The British are said to be resentful of success and comfortable
with failure. It is scarcely surprising then that ostentation was
never a quality that was admired or emulated. Discretion about
wealth and worldly successful was the order of the day.
This old-fashioned restraint is dwindling, and it can sometimes seem that ostentation is the guiding principle of the modern world - the bigger the bank balance, the more flamboyant the toys, the showier the bling-bling, the more column inches. There are whole industries of publicists, PR execs, agents, managers and spokespeople who live to show off; whole rafts of the media whose sole aim in life is to report such ostentation; and whole sections of society who enjoy nothing more than reading all about the yachts, the parties, the million-dollar-necklaces.
Despite this new interest in the trappings of material wealth, there is a strong feeling in British society that ostentation is vulgar. The wealthy aristocrat, secure in his stately home and thousands of acres, who wears ancient tweeds and drives a battered land rover, is a British cliche.
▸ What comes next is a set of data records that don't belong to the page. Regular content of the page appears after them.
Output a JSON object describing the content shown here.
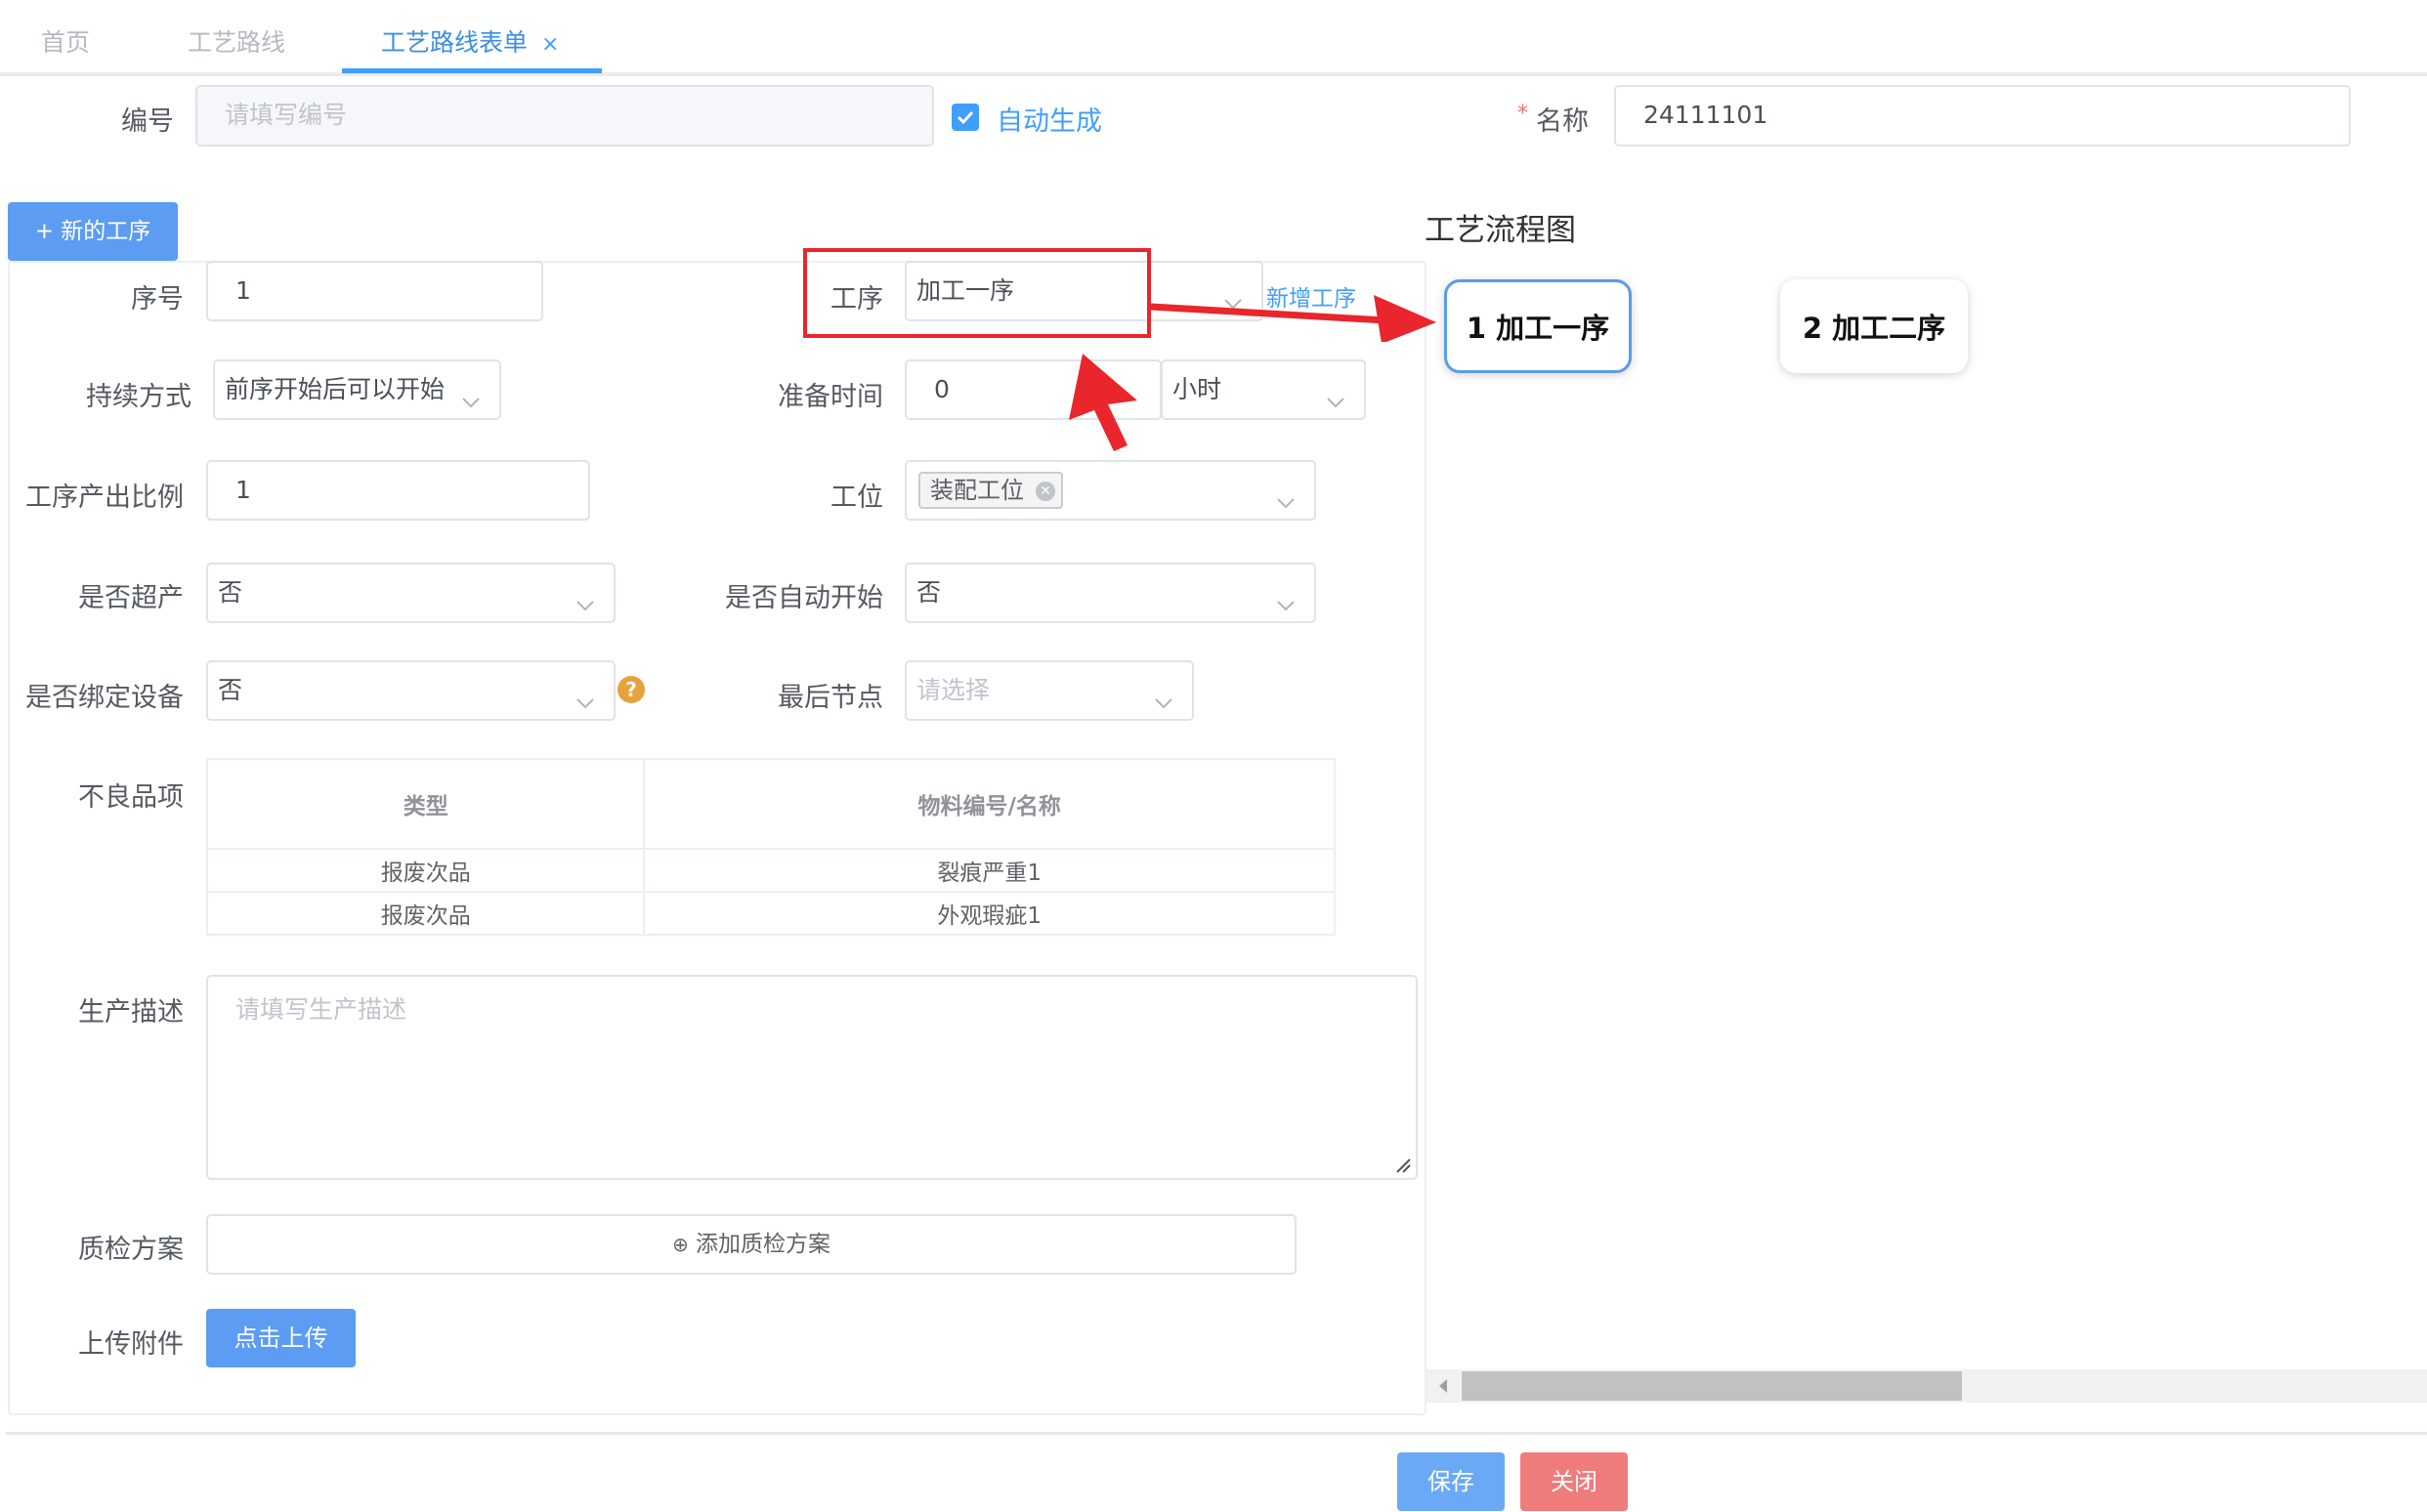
{
  "tabs": [
    {
      "label": "首页"
    },
    {
      "label": "工艺路线"
    },
    {
      "label": "工艺路线表单",
      "close": "×"
    }
  ],
  "header": {
    "code_label": "编号",
    "code_placeholder": "请填写编号",
    "auto_generate_label": "自动生成",
    "auto_generate_checked": true,
    "name_required_mark": "*",
    "name_label": "名称",
    "name_value": "24111101"
  },
  "new_process_button": "+ 新的工序",
  "flow_title": "工艺流程图",
  "form": {
    "seq_label": "序号",
    "seq_value": "1",
    "process_label": "工序",
    "process_value": "加工一序",
    "add_process_link": "新增工序",
    "duration_label": "持续方式",
    "duration_value": "前序开始后可以开始",
    "prep_time_label": "准备时间",
    "prep_time_value": "0",
    "prep_unit_value": "小时",
    "output_ratio_label": "工序产出比例",
    "output_ratio_value": "1",
    "station_label": "工位",
    "station_tag": "装配工位",
    "overproduce_label": "是否超产",
    "overproduce_value": "否",
    "auto_start_label": "是否自动开始",
    "auto_start_value": "否",
    "bind_device_label": "是否绑定设备",
    "bind_device_value": "否",
    "help_icon": "?",
    "last_node_label": "最后节点",
    "last_node_placeholder": "请选择",
    "defects_label": "不良品项",
    "defects_table": {
      "headers": [
        "类型",
        "物料编号/名称"
      ],
      "rows": [
        [
          "报废次品",
          "裂痕严重1"
        ],
        [
          "报废次品",
          "外观瑕疵1"
        ]
      ]
    },
    "desc_label": "生产描述",
    "desc_placeholder": "请填写生产描述",
    "qc_label": "质检方案",
    "qc_add": "添加质检方案",
    "upload_label": "上传附件",
    "upload_button": "点击上传"
  },
  "flow_nodes": [
    {
      "label": "1 加工一序",
      "active": true
    },
    {
      "label": "2 加工二序",
      "active": false
    }
  ],
  "footer": {
    "save": "保存",
    "close": "关闭"
  },
  "colors": {
    "primary": "#409eff",
    "danger": "#f56c6c",
    "annotation_red": "#e8262c"
  }
}
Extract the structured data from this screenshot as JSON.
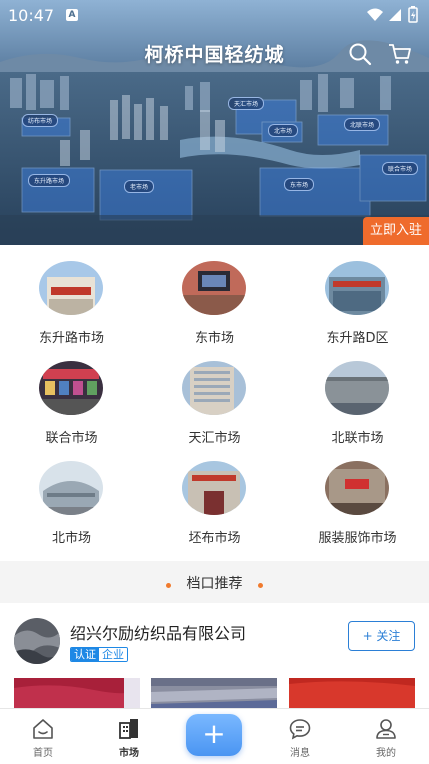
{
  "status_bar": {
    "time": "10:47",
    "notification": "A"
  },
  "header": {
    "title": "柯桥中国轻纺城"
  },
  "hero": {
    "map_labels": [
      "纺布市场",
      "天汇市场",
      "北市场",
      "北联市场",
      "东升路市场",
      "老市场",
      "东市场",
      "联合市场"
    ],
    "settle_button": "立即入驻"
  },
  "markets": [
    {
      "name": "东升路市场"
    },
    {
      "name": "东市场"
    },
    {
      "name": "东升路D区"
    },
    {
      "name": "联合市场"
    },
    {
      "name": "天汇市场"
    },
    {
      "name": "北联市场"
    },
    {
      "name": "北市场"
    },
    {
      "name": "坯布市场"
    },
    {
      "name": "服装服饰市场"
    }
  ],
  "section": {
    "title": "档口推荐"
  },
  "shop": {
    "name": "绍兴尔励纺织品有限公司",
    "badge_cert": "认证",
    "badge_type": "企业",
    "follow_label": "+ 关注"
  },
  "bottom_nav": {
    "items": [
      {
        "label": "首页",
        "icon": "home-icon"
      },
      {
        "label": "市场",
        "icon": "market-icon"
      },
      {
        "label": "+",
        "icon": "plus-icon"
      },
      {
        "label": "消息",
        "icon": "message-icon"
      },
      {
        "label": "我的",
        "icon": "profile-icon"
      }
    ],
    "active": "市场"
  },
  "colors": {
    "accent": "#ef6b2c",
    "primary_blue": "#2b7fd6",
    "dot": "#f07a2d"
  }
}
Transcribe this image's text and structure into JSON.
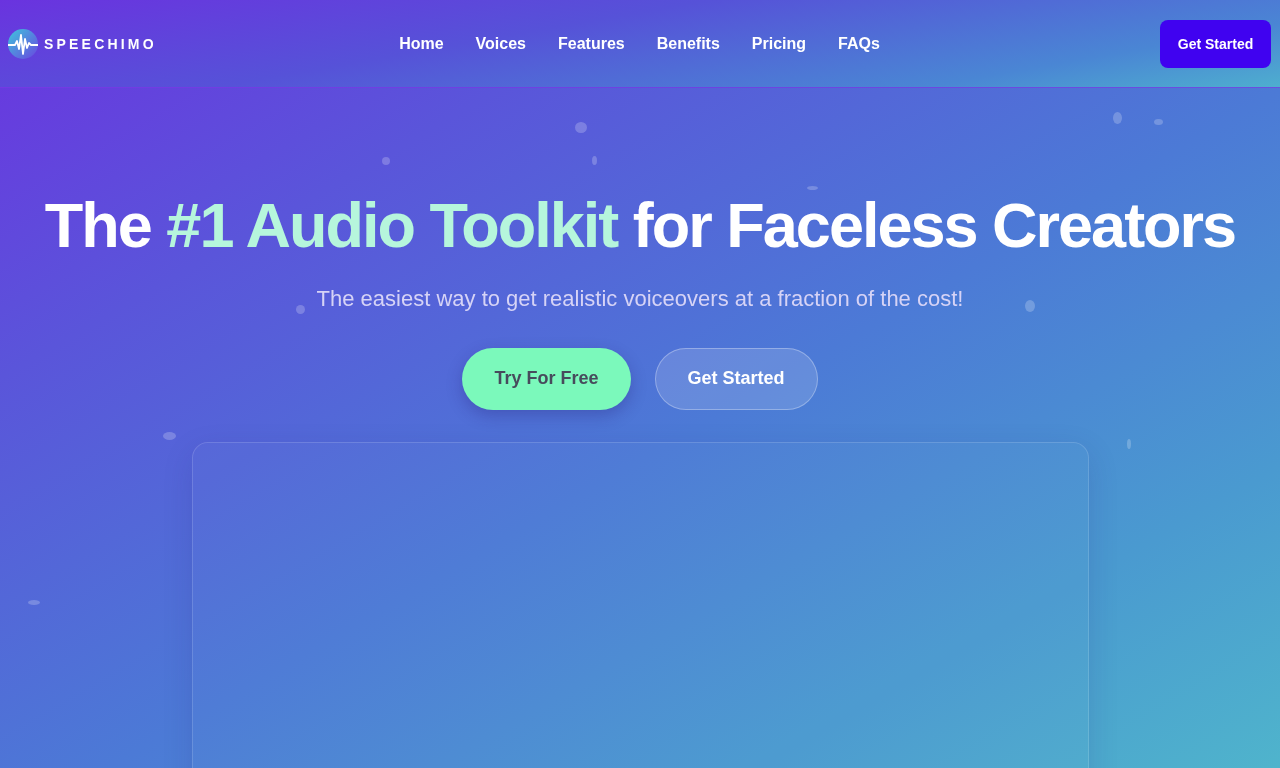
{
  "header": {
    "logo": {
      "text": "SPEECHIMO"
    },
    "nav": [
      {
        "label": "Home"
      },
      {
        "label": "Voices"
      },
      {
        "label": "Features"
      },
      {
        "label": "Benefits"
      },
      {
        "label": "Pricing"
      },
      {
        "label": "FAQs"
      }
    ],
    "cta": {
      "label": "Get Started"
    }
  },
  "hero": {
    "title": [
      {
        "text": "The ",
        "highlight": false
      },
      {
        "text": "#1 Audio Toolkit",
        "highlight": true
      },
      {
        "text": " for Faceless Creators",
        "highlight": false
      }
    ],
    "subtitle": "The easiest way to get realistic voiceovers at a fraction of the cost!",
    "buttons": [
      {
        "label": "Try For Free",
        "kind": "primary"
      },
      {
        "label": "Get Started",
        "kind": "secondary"
      }
    ]
  }
}
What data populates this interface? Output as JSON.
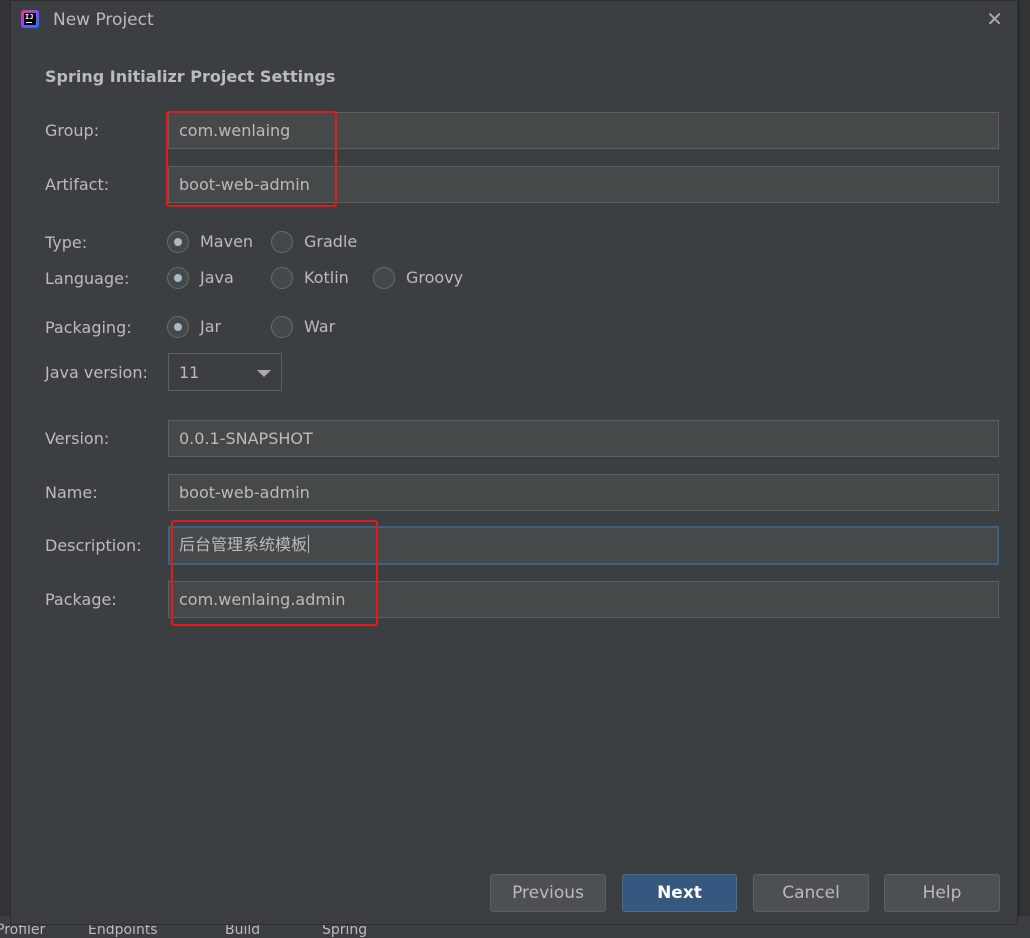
{
  "dialog": {
    "title": "New Project",
    "section_title": "Spring Initializr Project Settings"
  },
  "fields": {
    "group": {
      "label": "Group:",
      "value": "com.wenlaing"
    },
    "artifact": {
      "label": "Artifact:",
      "value": "boot-web-admin"
    },
    "version": {
      "label": "Version:",
      "value": "0.0.1-SNAPSHOT"
    },
    "name": {
      "label": "Name:",
      "value": "boot-web-admin"
    },
    "description": {
      "label": "Description:",
      "value": "后台管理系统模板"
    },
    "package": {
      "label": "Package:",
      "value": "com.wenlaing.admin"
    }
  },
  "type": {
    "label": "Type:",
    "options": [
      "Maven",
      "Gradle"
    ],
    "selected": "Maven"
  },
  "language": {
    "label": "Language:",
    "options": [
      "Java",
      "Kotlin",
      "Groovy"
    ],
    "selected": "Java"
  },
  "packaging": {
    "label": "Packaging:",
    "options": [
      "Jar",
      "War"
    ],
    "selected": "Jar"
  },
  "java_version": {
    "label": "Java version:",
    "value": "11"
  },
  "buttons": {
    "previous": "Previous",
    "next": "Next",
    "cancel": "Cancel",
    "help": "Help"
  },
  "background": {
    "bottom_tabs": [
      "Profiler",
      "Endpoints",
      "Build",
      "Spring"
    ]
  },
  "colors": {
    "dialog_bg": "#3c3f41",
    "field_bg": "#45494a",
    "primary_button": "#365880",
    "highlight": "#e41a1a"
  }
}
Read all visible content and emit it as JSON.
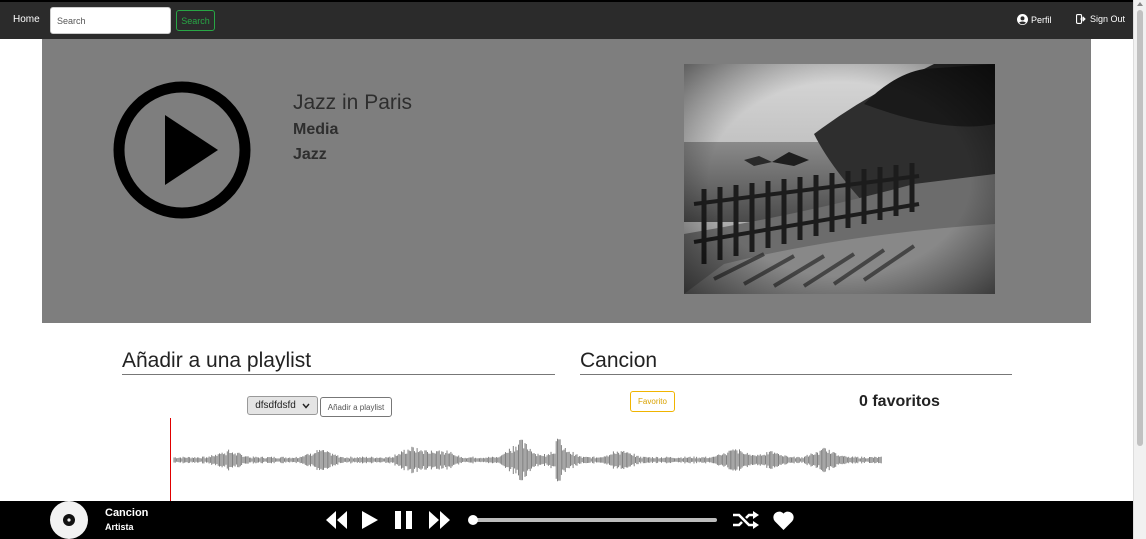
{
  "nav": {
    "home": "Home",
    "search_placeholder": "Search",
    "search_button": "Search",
    "profile": "Perfil",
    "sign_out": "Sign Out"
  },
  "album": {
    "title": "Jazz in Paris",
    "subtitle": "Media",
    "genre": "Jazz",
    "photo_icon": "coastal-fence-photo"
  },
  "playlist_section": {
    "title": "Añadir a una playlist",
    "selected_playlist": "dfsdfdsfd",
    "add_button": "Añadir a playlist"
  },
  "song_section": {
    "title": "Cancion",
    "favorite_button": "Favorito",
    "favorites_count": "0 favoritos"
  },
  "player": {
    "title": "Cancion",
    "artist": "Artista",
    "progress": 0
  },
  "colors": {
    "navbar": "#2b2b2b",
    "hero": "#7e7e7e",
    "search_accent": "#28a745",
    "favorite_accent": "#f0b400",
    "playhead": "#e00000"
  }
}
There is an underlying suspicion that being flash with the cash is a terrible give-away; what it reveals is that the cash is a newly-acquired novelty, not a birthright.